Integers are monoids on sum and product, where the binary operation is addition with 0 as identity and multiplication with 1 as identity.
If we consider integers, binary operations like minimum or maximum is a semi-group but not a monoid in a puristic sense. However, we can take Int.MaxValue and Int.MinValue as identities respectively to make them monoids. In general, we can turn semi-groups into monoids by adding a “nominal” identity element.
Now that we’ve seen some examples, what do you think of averages? Is that a semi-group? If we have to operate with resultant values of average operation, it’s not. Why? Exercise: Check if avg(a, avg(b, c)) equals avg(avg(a,b), c). So, how do you express average as a semi-group? Hint: Average computation involves two components – see if they can be expressed as a semi-group.
Back again to our story, armed with this abstraction of monoid, we looked again at many of our jobs that churned out stats. In order to make computations simpler and more compose-able, all we had to do was write monoids for those and just allow developers to use it for their needs. These implementations were done keeping in mind the details of the MR frameworks as well so as to leverage them. The output from these stats jobs get pushed to influx, which helps us with historical trends and also helps to understand/identify anomalies.

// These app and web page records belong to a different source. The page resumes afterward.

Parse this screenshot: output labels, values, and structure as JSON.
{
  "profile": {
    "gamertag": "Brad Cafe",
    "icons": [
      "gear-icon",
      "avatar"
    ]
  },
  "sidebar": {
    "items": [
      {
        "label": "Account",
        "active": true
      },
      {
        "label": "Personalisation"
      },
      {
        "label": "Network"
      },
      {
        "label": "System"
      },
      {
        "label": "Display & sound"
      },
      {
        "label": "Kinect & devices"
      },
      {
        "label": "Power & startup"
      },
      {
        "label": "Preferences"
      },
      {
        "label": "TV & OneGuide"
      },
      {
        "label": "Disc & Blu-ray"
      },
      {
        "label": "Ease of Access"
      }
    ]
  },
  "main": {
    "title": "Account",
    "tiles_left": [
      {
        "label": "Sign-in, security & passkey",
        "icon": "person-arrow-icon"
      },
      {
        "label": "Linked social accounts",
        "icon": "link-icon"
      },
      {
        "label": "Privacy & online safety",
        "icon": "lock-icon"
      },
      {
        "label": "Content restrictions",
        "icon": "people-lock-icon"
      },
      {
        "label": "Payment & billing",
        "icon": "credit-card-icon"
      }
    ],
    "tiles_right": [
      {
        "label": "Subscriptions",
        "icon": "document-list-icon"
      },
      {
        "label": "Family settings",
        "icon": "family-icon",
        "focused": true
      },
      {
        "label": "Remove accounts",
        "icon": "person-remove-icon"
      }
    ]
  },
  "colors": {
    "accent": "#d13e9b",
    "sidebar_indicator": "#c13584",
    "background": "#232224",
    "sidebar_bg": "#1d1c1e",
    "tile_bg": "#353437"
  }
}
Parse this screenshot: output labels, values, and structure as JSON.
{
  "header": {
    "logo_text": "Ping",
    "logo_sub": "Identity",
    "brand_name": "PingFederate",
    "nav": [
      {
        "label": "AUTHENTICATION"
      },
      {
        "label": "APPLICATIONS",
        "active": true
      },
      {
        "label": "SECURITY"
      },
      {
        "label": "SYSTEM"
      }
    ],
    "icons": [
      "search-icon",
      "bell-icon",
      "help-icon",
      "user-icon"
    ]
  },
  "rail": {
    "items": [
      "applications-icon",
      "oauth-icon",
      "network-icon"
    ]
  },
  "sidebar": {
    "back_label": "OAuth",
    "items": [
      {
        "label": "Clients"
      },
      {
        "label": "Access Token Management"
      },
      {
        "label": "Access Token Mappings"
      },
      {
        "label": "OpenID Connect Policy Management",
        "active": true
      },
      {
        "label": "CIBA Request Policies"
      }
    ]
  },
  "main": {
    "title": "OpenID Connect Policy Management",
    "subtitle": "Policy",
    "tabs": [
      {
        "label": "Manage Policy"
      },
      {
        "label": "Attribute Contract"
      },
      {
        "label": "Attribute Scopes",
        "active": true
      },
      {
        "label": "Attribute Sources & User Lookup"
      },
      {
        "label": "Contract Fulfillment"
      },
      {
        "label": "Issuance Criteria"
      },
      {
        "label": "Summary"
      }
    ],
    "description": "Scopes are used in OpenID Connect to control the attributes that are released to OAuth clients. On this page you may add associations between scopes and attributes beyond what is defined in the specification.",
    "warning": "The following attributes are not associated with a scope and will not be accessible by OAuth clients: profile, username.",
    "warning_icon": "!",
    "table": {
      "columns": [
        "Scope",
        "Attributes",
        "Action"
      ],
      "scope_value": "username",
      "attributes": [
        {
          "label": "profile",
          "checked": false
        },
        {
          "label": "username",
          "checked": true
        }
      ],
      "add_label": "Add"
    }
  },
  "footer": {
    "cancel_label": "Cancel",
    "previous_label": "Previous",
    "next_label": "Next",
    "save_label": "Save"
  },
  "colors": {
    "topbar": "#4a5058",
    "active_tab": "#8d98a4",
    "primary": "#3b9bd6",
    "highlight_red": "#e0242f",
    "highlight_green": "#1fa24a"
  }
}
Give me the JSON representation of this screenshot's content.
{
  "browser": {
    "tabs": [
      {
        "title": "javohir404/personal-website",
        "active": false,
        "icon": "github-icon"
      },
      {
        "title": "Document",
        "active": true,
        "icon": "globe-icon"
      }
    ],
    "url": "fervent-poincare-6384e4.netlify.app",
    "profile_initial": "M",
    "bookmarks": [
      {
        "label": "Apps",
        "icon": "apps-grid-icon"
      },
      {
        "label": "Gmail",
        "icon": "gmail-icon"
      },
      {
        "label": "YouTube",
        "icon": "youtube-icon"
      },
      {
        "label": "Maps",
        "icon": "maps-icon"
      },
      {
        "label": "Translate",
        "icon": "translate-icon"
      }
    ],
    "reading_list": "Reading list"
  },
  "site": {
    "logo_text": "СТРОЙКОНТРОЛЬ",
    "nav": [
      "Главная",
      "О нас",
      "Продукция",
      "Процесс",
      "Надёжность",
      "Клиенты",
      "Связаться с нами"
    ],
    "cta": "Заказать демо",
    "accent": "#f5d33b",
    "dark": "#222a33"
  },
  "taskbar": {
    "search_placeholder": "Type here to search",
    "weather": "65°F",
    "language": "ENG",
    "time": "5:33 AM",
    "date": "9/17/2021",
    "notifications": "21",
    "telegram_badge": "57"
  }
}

So, what next? About a year ago, we started moving some of our batch systems into real-time streaming systems. One of the challenges with this apart from the core tech stack was the metrics and monitoring infrastructure around it. When “live” systems fail/deteriorate, we need to have ways to be notified about it “soon.” Compared to batch jobs, which clearly call out when they fail, streaming systems’ performance can go down silently without getting noticed.
To tackle this problem, we wanted to have stats “now” rather than “later”. Even if it was ONLY approximate. We built a real-time stats collection framework for some of the domain level metrics that we collect from individual systems in a generic way. We will talk about the high-level features, design, and deployment details in our upcoming blog.
Also published on Medium.